Ankle fractures happen when either a bone or several bones in your ankle break. Fractures are treated using a cast to stabilize the broken bone and prevent mobility during healing. Both sprains and fractures cause inflammation in the ankle. Some of the ways you can use to alleviate sprains and fractures pain are

  • Supporting the ankle
  • Applying an ice pack
  • Resting


Osteoarthritis is the most common type of arthritis, usually caused by the wearing down of cartilage in the joints. The cartilage is the tissue at the end of your bones connecting the joints. It serves as a cushion to protect the bones during movement. When the cartilage degenerates, friction occurs between bones which lead to pain.

The most commonly affected part of the foot is the big toe but it can also affect the ankle. Symptoms usually feel worse in the morning immediately after getting up. They include redness, severe pain, difficulty moving your ankle, swelling around the joints, and stiffness.

Other causes of osteoarthritis are

  • Injuries such as sprain or fractures which can take time before developing into osteoarthritis.
  • Foot abnormalities; for instance, flat feet and high arches.

The doctor will examine your foot carefully for diagnosis, searching for joint swelling, reduced movement, and pain with mobility. The doctor may also do an X-ray to determine the severity.

Treatment and prevention measures include

  • Limiting straining the ankle
  • Wearing a brace
  • Physical therapy
  • Taking anti-inflammatory medication

Rheumatoid Arthritis

Rheumatoid arthritis is an autoimmune disease in which the immune system cells misfire and attack healthy joints causing inflammation. It most commonly affects the ankle and hand joints. The symptoms are

  • Difficulty moving
  • Severe pain
  • Tenderness
  • Stiffness
  • Swelling

Rheumatoid arthritis causes the synovium to swell and generate excess fluid in the joints. This extra fluid, combined with an inflammatory response, leads to cartilage and joint bone damage. Your doctor will diagnose rheumatoid arthritis through a physical exam, blood tests, and X-rays.

Treatment and control measures include

  • Resting your ankle
  • Taking pain killers
  • Wearing a brace
  • Physical therapy
  • Weight loss
  • Avoiding heavy activities


Gout is another type of arthritis. It occurs when uric acid remains in the joints, forming crystals that accumulate in the joints. Uric acid is found in the blood and is produced as a byproduct of the breakdown of purines. These are naturally existing chemicals in our bodies and food. Gout may develop when your kidneys are excreting excess or having trouble producing a normal amount of uric acid.

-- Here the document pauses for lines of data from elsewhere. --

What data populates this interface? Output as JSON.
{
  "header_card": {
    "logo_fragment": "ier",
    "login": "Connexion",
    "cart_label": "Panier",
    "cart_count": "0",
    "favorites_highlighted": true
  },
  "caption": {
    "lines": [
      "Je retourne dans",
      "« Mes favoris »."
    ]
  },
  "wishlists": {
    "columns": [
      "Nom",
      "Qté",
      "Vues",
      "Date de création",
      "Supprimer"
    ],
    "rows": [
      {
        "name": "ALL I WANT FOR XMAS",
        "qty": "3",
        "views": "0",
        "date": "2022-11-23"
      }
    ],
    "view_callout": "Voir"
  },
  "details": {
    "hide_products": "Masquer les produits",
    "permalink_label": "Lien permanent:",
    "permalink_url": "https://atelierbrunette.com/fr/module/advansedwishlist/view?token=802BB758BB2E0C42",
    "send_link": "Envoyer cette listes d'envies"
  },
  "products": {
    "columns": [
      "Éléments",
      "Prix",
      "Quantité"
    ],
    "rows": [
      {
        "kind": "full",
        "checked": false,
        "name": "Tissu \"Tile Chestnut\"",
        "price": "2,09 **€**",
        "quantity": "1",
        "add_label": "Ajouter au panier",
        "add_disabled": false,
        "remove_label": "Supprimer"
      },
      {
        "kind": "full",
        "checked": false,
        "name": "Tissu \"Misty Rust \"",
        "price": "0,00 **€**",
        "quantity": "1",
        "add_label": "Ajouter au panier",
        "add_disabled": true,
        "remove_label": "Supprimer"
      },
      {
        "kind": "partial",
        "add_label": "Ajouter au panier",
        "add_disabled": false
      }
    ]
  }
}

Uric acid is temperature-sensitive and thus crystallizes at lower temperatures. The toe, being the furthest limb or appendage from your core, is one of the coldest parts of the body, and is therefore the most likely gout target. For this reason, pain in the big toe is usually the first sign following an injury. However, gout is also a common source of pain and bumps under the ankle skin.

Gout symptoms are redness, swelling, and heat over the affected joint. You are also likely to experience sudden intense pain in the middle of the night or morning when waking up. Doctors diagnose gout by asking about your medical history, and  assessing the affected joint, lab tests, and x-rays. Treatment and control measures include

  • Pain relief medications
  • Icing
  • Lots of fluid intake
  • Avoiding alcohol and high-purine foods
  • Resting
  • Elevating the foot

Visit a Foot and Ankle Institute

If you are worried about ankle inflammation, seek the advice of a podiatrist as soon as possible. At Horizon Foot and Ankle Institute, we offer comprehensive treatment for all ankle and arthritis concerns. Schedule an appointment now to learn how we can be of assistance in alleviating your pain.